Nicola Zreineh, Iman Aoun, George Ibrahim

Nicola Zreineh, who played Richard II’s deposer Bolingbroke in the play, said the boycott was not just about Habima.

“Any institution of the Israeli state should be cut off as long as justice is denied,” he said.

George Ibrahim, sharing the platform with Aoun and Zreineh, reminded the audience;  “We Palestinians are all besieged. Even in Jerusalem the cruel, ugly wall separates us.”

Another Ashtar member, Firas Farah, joked that checkpoints and closures made it easier to get from Jerusalem to London than to Ramallah.

Firas Farah, Aumerle in Richard II

“When Henry Bolingbroke says he is going to Jerusalem, I think – ‘How will he get a permit?’” said Farah.

In an interview with journalist Eleanor Kilroy before coming to London, Aoun addressed the idea that cultural boycott prevents communication between artists on different sides of a conflict.

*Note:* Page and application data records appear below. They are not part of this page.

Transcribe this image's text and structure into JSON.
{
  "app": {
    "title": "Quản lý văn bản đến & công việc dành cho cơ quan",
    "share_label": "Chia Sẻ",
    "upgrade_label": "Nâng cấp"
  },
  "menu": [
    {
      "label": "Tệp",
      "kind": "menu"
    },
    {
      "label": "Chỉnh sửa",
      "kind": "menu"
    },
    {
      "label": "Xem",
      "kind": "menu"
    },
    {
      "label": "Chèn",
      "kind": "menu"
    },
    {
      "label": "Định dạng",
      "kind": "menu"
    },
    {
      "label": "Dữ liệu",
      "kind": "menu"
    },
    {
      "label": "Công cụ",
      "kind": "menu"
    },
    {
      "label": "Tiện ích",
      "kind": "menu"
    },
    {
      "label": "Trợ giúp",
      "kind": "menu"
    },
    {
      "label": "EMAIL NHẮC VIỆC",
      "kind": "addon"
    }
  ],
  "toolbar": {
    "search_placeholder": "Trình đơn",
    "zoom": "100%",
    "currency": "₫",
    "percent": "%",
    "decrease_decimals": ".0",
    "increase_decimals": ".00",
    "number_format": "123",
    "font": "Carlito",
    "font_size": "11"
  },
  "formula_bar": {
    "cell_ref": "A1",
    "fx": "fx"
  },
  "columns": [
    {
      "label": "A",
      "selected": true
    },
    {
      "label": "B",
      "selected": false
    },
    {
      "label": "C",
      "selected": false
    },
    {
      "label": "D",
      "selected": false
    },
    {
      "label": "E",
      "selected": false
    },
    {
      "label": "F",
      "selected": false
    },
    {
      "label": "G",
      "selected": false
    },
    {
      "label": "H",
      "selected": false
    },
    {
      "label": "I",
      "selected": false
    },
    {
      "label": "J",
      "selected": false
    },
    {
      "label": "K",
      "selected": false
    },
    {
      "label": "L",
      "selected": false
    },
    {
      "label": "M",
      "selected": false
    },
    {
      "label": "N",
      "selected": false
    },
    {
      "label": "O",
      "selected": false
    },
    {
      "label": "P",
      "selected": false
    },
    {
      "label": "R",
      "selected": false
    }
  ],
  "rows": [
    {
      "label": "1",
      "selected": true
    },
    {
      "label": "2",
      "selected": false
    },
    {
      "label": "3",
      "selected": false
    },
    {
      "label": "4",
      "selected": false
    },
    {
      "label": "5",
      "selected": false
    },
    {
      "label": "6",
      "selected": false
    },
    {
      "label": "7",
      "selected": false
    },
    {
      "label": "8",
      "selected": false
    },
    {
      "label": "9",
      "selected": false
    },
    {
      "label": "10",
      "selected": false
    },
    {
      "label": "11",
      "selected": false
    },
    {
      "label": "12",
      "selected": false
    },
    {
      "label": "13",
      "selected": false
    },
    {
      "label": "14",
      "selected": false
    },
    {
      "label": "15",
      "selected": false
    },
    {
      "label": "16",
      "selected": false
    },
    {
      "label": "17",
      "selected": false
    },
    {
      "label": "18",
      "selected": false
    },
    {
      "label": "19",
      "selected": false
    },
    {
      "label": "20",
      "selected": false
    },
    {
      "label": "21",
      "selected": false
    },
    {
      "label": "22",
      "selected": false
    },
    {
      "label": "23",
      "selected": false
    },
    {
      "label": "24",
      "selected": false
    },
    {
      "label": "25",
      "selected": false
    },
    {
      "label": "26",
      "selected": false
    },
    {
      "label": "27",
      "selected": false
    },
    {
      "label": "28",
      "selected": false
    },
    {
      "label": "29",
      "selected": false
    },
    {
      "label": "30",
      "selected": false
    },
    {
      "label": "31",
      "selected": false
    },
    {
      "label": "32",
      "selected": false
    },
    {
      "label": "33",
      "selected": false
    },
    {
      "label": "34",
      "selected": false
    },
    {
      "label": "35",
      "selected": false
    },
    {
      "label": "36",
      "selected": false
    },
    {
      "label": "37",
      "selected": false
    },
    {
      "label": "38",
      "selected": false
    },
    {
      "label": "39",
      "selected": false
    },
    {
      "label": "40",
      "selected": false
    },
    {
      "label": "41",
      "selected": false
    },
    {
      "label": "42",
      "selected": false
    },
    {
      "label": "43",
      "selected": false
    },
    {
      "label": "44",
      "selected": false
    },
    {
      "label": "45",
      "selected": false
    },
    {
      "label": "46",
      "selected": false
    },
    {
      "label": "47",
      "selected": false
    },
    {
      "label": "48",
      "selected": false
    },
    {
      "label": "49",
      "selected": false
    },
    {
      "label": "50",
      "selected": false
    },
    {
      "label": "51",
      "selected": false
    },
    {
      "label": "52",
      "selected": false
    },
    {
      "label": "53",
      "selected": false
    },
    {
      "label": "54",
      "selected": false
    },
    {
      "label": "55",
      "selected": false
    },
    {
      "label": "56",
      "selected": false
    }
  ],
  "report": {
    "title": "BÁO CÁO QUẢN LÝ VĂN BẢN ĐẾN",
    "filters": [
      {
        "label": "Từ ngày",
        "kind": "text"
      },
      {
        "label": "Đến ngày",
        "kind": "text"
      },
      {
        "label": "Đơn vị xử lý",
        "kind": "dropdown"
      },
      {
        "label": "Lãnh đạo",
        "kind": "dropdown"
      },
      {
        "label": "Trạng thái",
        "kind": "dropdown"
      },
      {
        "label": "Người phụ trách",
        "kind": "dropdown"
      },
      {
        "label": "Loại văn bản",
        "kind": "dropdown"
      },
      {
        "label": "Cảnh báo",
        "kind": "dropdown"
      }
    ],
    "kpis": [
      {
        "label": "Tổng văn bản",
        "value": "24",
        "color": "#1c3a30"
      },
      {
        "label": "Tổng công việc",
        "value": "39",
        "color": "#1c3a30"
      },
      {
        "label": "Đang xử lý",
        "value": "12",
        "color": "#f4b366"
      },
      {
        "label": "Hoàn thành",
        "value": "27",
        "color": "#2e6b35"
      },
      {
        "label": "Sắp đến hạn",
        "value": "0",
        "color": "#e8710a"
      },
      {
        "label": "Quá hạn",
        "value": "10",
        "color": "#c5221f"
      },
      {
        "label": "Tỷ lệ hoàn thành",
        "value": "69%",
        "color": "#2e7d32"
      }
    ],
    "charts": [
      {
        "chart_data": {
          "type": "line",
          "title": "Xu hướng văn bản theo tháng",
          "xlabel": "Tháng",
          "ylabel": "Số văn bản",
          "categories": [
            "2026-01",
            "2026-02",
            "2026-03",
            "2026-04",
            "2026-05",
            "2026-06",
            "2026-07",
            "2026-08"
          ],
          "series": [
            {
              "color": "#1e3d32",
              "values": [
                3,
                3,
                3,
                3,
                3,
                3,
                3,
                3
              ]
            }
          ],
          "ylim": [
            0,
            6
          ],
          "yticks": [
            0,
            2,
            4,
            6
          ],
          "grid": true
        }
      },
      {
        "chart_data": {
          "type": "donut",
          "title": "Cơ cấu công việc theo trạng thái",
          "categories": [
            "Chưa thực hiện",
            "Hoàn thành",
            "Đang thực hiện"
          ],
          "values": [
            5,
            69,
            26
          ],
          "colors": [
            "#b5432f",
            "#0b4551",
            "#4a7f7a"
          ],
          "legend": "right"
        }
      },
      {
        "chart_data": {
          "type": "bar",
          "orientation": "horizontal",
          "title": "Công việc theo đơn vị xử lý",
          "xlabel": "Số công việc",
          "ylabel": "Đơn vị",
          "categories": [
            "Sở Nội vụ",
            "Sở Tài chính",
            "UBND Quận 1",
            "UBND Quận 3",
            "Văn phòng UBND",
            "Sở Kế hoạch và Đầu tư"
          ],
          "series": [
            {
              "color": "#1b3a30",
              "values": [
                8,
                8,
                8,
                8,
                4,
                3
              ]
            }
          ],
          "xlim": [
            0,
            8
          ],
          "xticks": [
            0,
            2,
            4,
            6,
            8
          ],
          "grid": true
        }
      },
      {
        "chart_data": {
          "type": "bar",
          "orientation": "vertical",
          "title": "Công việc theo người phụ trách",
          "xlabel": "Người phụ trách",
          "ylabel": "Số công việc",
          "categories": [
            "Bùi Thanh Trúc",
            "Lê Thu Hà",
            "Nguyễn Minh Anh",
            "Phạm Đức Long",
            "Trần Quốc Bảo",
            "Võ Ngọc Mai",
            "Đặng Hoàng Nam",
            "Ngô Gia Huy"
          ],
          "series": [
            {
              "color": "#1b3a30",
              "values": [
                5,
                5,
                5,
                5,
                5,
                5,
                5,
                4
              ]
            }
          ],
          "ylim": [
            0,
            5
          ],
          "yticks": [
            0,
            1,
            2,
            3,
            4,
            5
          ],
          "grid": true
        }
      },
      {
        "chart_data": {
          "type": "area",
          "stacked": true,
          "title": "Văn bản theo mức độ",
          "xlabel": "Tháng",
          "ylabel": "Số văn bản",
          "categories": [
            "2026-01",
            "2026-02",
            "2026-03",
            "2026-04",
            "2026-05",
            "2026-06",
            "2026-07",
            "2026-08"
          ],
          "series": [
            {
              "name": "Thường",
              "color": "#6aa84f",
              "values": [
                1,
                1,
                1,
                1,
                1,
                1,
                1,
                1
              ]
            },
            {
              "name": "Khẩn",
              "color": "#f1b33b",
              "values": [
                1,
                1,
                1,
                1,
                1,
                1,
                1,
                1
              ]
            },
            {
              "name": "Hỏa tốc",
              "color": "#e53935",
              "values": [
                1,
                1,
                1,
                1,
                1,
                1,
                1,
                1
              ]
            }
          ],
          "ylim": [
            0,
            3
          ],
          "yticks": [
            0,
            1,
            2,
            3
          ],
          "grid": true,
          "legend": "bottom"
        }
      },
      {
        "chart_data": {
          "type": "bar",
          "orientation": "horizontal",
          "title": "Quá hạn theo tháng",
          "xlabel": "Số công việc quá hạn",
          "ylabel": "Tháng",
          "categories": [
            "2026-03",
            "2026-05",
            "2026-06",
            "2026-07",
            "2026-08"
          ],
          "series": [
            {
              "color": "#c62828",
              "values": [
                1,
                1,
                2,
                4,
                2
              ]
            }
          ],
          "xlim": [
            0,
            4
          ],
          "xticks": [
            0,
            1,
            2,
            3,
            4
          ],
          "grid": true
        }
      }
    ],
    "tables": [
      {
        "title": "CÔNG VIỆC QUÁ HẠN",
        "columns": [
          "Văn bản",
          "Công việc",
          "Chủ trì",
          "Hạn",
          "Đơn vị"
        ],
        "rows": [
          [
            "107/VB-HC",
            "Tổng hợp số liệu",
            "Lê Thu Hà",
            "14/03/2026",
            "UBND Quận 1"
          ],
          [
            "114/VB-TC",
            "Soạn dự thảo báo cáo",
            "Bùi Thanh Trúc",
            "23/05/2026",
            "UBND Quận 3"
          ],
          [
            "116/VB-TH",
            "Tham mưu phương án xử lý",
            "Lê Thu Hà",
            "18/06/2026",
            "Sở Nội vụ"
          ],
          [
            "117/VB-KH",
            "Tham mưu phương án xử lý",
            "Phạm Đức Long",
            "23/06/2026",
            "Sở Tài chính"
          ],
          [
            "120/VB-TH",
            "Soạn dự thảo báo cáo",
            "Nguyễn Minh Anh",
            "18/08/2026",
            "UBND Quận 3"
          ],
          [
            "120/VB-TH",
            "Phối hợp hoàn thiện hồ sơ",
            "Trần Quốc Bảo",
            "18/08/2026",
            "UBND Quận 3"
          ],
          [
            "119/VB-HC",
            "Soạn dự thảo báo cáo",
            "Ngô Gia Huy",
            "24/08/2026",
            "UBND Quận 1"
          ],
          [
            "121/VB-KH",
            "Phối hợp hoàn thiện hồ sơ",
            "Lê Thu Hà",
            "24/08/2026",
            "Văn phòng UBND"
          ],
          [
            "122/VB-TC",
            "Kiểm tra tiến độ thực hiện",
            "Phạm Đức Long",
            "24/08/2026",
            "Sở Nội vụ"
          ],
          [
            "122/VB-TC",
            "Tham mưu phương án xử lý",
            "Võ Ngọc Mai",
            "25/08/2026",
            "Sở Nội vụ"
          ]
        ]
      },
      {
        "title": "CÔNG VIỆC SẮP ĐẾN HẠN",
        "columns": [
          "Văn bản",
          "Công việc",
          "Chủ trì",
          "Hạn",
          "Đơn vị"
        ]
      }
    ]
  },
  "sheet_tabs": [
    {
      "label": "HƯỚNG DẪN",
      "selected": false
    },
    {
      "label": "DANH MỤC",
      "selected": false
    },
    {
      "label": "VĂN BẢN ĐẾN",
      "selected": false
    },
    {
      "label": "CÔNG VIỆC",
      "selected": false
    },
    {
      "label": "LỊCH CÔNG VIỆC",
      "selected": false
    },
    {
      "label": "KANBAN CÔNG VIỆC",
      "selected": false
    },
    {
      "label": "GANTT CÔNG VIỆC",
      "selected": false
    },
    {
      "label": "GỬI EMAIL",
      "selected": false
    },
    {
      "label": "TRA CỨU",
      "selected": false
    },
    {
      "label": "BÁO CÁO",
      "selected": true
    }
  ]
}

She agreed that art can build bridges and bring people together,  but she appealed for “a bit of sanity.”

“At night Israeli artists want to perform with us and in the morning they serve in the army. What is the use of going on producing art when deep down they know they are breaking basic human rights by supporting the occupation and its apartheid regime and settlements? Israelis need to work inside their own society; changes have to occur on the ground in Israel for there to be real justice.”

Other members of the Ashtar team were pictured at the discussion by Abbas from inminds.

Bayan Shbib, the Queen

Mohammad Eid, Ross

Ihab Zahdeh, Mowbray and two other parts

Iyad Hurani, Percy in Richard II

Hussein Nakhleh (standing), John of Gaunt

Raed Ayasa, plays Ross and a gardener

George Ibrahim, Duke of Gloucester & Duke of York

Nicola Zreineh, Henry Bolinbroke

See here for an excellent resume by Eleanor Kilroy of the arguments for Habima’s exclusion from the Globe’s festival.

Bidisha is launching her new book, Beyond the Wall: Writing a Path Through Palestine, on Wednesday May 16.

Some examples of media coverage for Ashtar:

http://www.theartsdesk.com/theatre/globe-globe-richard-ii-shakespeares-globe

http://arabshakespeare.blogspot.co.uk/

http://jn1.tv/video/culture/?media_id=22210

http://www.alalamiatv.com/news/?p=4850

http://danhutton.wordpress.com/tag/ashtar-theatre/